Ackerman beautifully juxtaposes the brutality and senselessness of WWII with the daring and valor of those brave enough to revolt against Nazi power.  Jan, in many ways, led a more adventurous life than his wife: he taught biology classes at secret universities, smuggled Jews across the ghetto to the Aryan side of the city, belonged to the Underground Army, and took part in elaborate, top secret conspiracies to sabotage the German war effort (including bombing trains and even poisoning pork sandwiches headed for the SS dining hall) .  

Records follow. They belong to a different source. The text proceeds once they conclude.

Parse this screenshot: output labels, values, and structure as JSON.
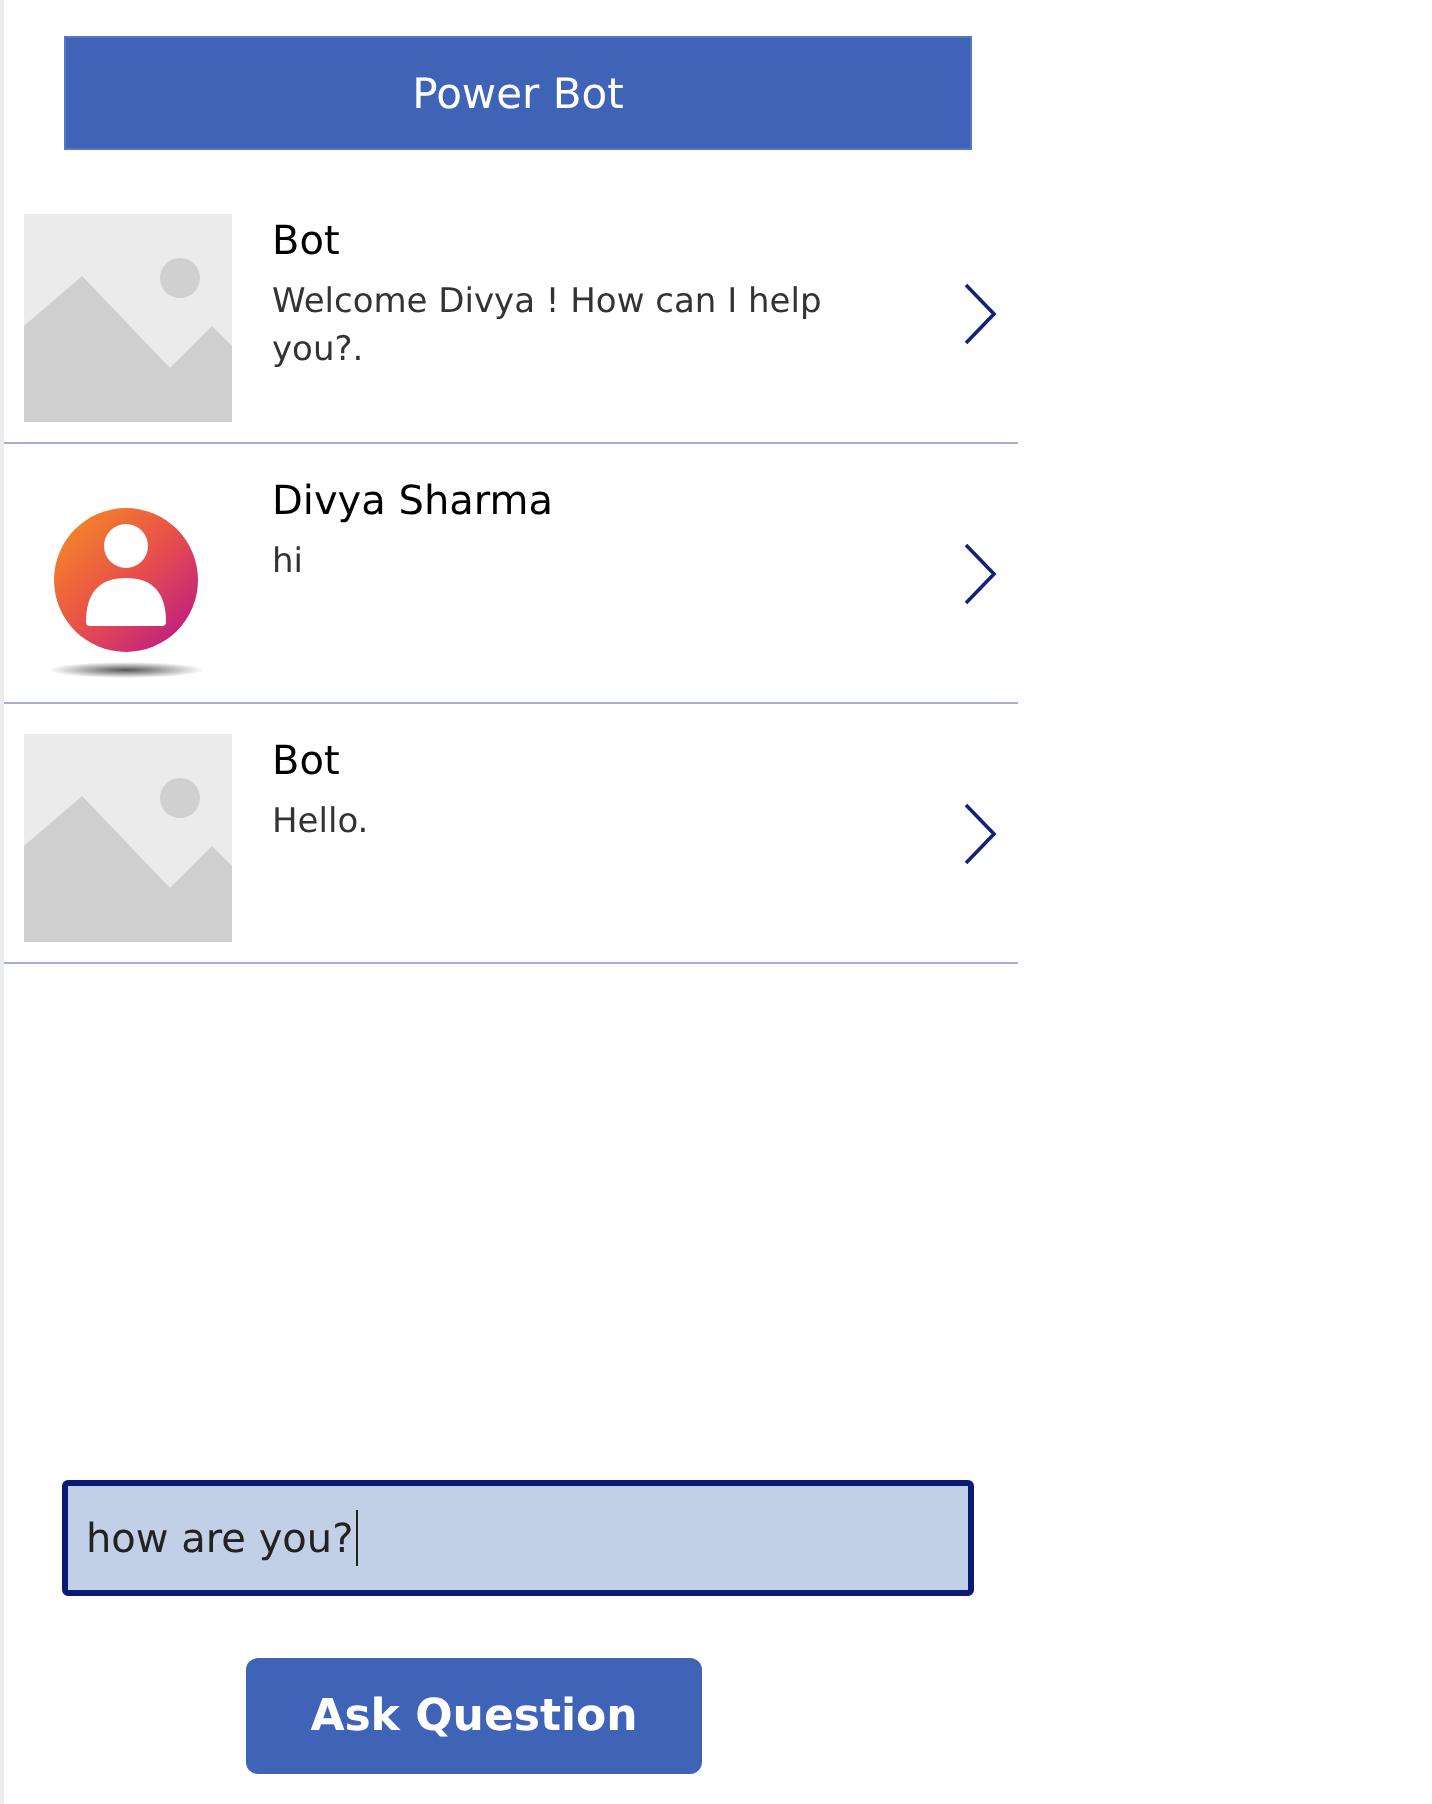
{
  "header": {
    "title": "Power Bot"
  },
  "messages": [
    {
      "kind": "image",
      "sender": "Bot",
      "text": "Welcome Divya ! How can I help you?."
    },
    {
      "kind": "person",
      "sender": "Divya Sharma",
      "text": "hi"
    },
    {
      "kind": "image",
      "sender": "Bot",
      "text": "Hello."
    }
  ],
  "input": {
    "value": "how are you?",
    "focused": true
  },
  "button": {
    "label": "Ask Question"
  }
}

But The Zookeeper’s Wife really belongs to the namesake of its title.  By focusing her attention on Antonina rather than her risk-loving, activist husband, Ackerman invites us to consider the myriad ways in which normal people can impact history.  Though we often imagine history as the grand narrative of a few great men, Leo Tolstoy believed history could more accurately be described as the combined effect of the many small actions of ordinary people: “an infinitely large number of infinitesimally small actions.”  Though the Zabinskis’ remarkable story has-until now-largely fallen through the cracks of the WWII chronicle, The Zookeeper’s Wife reminds us that ordinary people are capable of extraordinary kindness, even in the face of terror.